---------- Provided records ----------

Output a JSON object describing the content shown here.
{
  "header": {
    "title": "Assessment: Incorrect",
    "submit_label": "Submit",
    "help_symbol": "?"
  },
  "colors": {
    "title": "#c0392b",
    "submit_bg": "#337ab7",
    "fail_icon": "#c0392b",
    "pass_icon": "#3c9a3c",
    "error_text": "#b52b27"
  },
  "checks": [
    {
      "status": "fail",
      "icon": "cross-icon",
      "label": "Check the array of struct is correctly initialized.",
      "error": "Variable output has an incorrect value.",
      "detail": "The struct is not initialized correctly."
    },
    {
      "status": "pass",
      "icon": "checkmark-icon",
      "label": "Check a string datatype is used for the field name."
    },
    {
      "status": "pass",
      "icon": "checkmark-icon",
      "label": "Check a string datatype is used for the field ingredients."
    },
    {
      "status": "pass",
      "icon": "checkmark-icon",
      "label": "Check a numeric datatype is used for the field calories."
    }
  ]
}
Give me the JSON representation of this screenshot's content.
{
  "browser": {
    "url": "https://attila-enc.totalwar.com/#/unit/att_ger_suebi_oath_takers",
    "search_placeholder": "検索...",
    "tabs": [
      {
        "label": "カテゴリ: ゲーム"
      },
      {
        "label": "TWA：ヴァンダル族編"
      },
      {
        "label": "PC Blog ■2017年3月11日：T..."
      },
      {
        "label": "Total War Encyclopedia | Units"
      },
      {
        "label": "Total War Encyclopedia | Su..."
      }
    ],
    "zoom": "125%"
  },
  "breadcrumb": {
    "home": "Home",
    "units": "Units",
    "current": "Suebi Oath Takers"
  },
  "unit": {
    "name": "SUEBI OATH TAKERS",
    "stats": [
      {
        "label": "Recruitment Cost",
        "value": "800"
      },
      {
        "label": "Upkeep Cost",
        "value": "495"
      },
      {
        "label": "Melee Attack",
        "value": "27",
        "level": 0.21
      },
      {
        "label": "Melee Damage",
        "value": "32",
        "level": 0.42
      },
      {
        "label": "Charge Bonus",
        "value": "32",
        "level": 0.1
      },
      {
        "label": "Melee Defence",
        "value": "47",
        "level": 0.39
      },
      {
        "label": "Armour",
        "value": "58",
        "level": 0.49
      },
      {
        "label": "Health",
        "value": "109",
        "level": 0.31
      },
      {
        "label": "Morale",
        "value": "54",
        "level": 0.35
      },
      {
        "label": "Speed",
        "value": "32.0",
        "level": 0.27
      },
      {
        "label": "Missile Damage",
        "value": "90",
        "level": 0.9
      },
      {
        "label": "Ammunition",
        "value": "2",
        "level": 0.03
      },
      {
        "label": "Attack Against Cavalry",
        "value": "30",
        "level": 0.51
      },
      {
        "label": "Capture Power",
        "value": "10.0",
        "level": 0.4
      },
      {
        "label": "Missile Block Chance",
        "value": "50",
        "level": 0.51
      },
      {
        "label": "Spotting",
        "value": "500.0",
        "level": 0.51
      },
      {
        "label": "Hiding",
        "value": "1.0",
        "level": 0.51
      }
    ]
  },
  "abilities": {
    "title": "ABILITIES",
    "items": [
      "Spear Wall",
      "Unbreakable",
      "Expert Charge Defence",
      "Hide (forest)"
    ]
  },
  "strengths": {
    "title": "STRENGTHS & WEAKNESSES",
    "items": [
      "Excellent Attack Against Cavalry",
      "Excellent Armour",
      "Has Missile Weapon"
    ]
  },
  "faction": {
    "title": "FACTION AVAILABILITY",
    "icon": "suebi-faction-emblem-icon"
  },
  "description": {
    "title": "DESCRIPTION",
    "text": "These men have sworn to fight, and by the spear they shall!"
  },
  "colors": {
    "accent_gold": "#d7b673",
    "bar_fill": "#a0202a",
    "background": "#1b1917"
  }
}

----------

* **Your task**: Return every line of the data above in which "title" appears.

* **Answer below**:
    "title": "Assessment: Incorrect",
    "title": "#c0392b",
    "title": "ABILITIES",
    "title": "STRENGTHS & WEAKNESSES",
    "title": "FACTION AVAILABILITY",
    "title": "DESCRIPTION",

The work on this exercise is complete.